** Dataset excerpts follows **

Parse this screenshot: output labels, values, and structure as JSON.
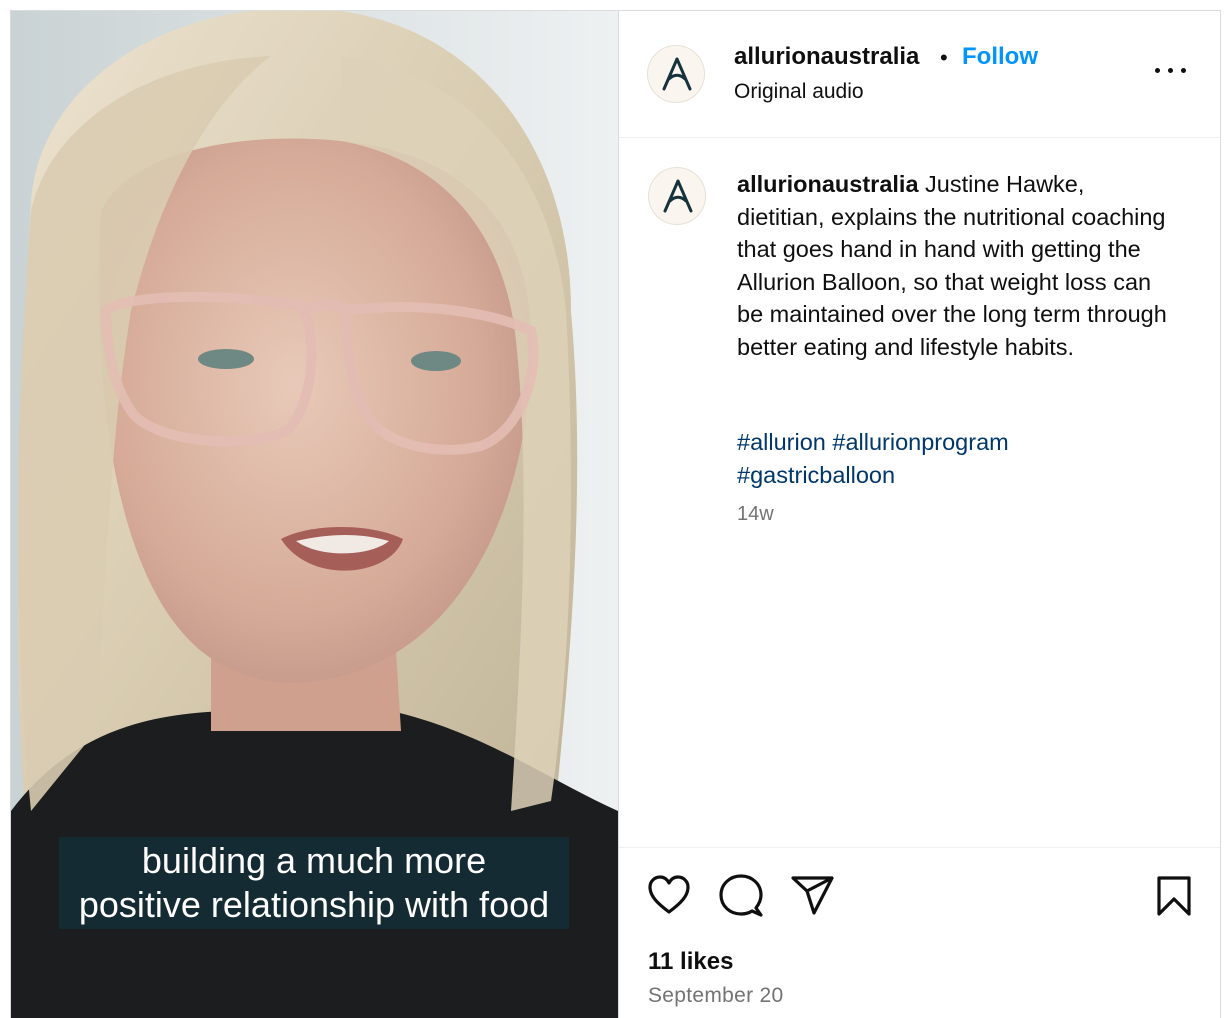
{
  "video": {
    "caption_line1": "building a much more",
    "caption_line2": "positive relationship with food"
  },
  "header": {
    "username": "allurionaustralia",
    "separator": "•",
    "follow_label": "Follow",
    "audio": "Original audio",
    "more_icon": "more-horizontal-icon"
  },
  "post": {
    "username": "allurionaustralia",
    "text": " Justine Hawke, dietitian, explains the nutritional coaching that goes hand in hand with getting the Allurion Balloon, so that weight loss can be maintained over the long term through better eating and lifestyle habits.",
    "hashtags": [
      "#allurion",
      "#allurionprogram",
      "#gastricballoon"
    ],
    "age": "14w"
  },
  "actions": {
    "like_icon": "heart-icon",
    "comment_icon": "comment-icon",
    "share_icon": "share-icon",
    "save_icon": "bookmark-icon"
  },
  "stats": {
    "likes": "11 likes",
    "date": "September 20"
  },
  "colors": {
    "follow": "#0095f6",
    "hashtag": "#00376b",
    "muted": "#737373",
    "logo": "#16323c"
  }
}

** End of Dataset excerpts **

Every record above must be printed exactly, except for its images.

Written solution =
Parse this screenshot: output labels, values, and structure as JSON.
{
  "video": {
    "caption_line1": "building a much more",
    "caption_line2": "positive relationship with food"
  },
  "header": {
    "username": "allurionaustralia",
    "separator": "•",
    "follow_label": "Follow",
    "audio": "Original audio",
    "more_icon": "more-horizontal-icon"
  },
  "post": {
    "username": "allurionaustralia",
    "text": " Justine Hawke, dietitian, explains the nutritional coaching that goes hand in hand with getting the Allurion Balloon, so that weight loss can be maintained over the long term through better eating and lifestyle habits.",
    "hashtags": [
      "#allurion",
      "#allurionprogram",
      "#gastricballoon"
    ],
    "age": "14w"
  },
  "actions": {
    "like_icon": "heart-icon",
    "comment_icon": "comment-icon",
    "share_icon": "share-icon",
    "save_icon": "bookmark-icon"
  },
  "stats": {
    "likes": "11 likes",
    "date": "September 20"
  },
  "colors": {
    "follow": "#0095f6",
    "hashtag": "#00376b",
    "muted": "#737373",
    "logo": "#16323c"
  }
}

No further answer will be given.